The report consists of a study of Norwegian, Nordic and international specialist literature in the period 2000 to 2011, pointing out some of the challenges facing children in ethnic minority families.
The studies reveal that many children with minority backgrounds experience shortcomings in cultural sensitivity and reactions against violence in the home.
This is particularly applicable to Child Welfare. There is too little knowledge about children who routinely experience violence, and about cultural and ethnic minority issues.
“Minority children can encounter extra problems, which are either overlooked or on get too much attention. It’s hard to achieve the right balance here. These can be children with a background as refugees for instance, and they will have additional and different needs than other children in similar situations,” says Sanne Hofman, who is a specialist in children’s rights and authored the report.
Damaging in any culture
Most researchers agree that the consequences for children who encounter violence in their families are damaging in any culture and across an array of cultural values.
“The important thing is that all are individuals. Ethnic Norwegian children have various needs and these children do too," says Hofman.
Among the cultural aspects that researchers think agencies such as Child Welfare lack understanding of, particular mention is given to family hierarchy and gender-specific family structures and traditions.

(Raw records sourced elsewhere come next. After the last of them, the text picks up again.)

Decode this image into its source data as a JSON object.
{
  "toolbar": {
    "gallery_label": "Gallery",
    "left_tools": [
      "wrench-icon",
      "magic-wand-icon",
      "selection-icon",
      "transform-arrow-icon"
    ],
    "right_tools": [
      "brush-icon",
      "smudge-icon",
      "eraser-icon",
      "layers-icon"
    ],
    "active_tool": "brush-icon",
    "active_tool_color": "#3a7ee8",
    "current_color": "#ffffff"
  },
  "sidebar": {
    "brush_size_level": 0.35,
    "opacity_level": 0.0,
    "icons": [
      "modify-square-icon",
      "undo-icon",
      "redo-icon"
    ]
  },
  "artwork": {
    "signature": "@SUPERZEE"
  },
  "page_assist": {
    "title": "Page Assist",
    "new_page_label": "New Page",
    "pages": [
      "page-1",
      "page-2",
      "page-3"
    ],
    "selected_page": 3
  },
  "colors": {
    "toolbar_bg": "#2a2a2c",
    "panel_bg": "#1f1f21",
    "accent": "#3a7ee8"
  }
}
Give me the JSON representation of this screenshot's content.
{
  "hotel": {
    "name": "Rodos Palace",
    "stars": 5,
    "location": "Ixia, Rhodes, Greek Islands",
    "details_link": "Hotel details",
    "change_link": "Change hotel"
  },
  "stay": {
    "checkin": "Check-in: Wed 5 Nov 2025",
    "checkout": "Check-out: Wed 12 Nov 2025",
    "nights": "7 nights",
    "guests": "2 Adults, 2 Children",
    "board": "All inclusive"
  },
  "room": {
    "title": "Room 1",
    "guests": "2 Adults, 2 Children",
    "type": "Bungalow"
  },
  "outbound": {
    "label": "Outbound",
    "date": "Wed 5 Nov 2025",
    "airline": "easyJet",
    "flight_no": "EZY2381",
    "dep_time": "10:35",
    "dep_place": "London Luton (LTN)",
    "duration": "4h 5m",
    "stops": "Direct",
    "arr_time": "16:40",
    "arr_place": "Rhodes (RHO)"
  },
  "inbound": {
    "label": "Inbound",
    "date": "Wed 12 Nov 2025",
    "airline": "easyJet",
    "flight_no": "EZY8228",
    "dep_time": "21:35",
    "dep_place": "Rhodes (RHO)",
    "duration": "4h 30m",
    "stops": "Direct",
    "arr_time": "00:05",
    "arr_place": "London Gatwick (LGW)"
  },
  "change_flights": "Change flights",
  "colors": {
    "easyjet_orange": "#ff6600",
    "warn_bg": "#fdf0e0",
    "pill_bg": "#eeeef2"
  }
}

Other such factors include expectations about family roles, traditions of respect and obedience and thoughts regarding the collective extended family and maintaining its honour.
Hofman says that very little research has been conducted on the differences among diverse cultures and there are wide gaps in our knowledge. For instance we know close to nothing about sexual abuse in minority families.
Several issues can have significance for the lack of knowledge, but specially mentioned in specialist literature are the status of the mother and children’s resident permits, experienced discrimination, racism and stigmatizing. Other factors are isolation linked to a loss of a social network and being new and alien in a foreign country.
Violence in different cultures
Hofman says the impression that violence is more prevalent in other cultures is not unfounded, but nobody can assert that everyone from the same country shares an identical attitude toward violence or equally accepts its use.
“We know for instance that it is much more common to strike children in Southern Europe and for instance in England, but I have found no cases of custody being taken away from European immigrant parents.”
According to Hofman, there are no grounds for believing that levels of domestic violence considered unacceptable here in Norway only occur in families from non-Western countries.
"In Norway it’s been illegal for decades to physically punish children, but in many countries it’s still allowed," she says.
The children can find solutions
Hofman explains that research shows children often have insight regarding their own situation and they can propose solutions.
“As adults we’re responsible for finding solutions that work in keeping with the wishes of the child. Strategies and measures for the protection of minority children who experience violence or are subjected to it will fail if we don’t pay attention to the child’s present life experience.”
“Children’s opinions about preventive measures and rehabilitation solutions need to be charted. What measures does this particular child need? Society has an obligation to protect children and this duty is the same no matter what ethnic group the child belongs to,” concludes Hofman.
Read this article in Norwegian at forskning.no
Translated by: Glenn Ostling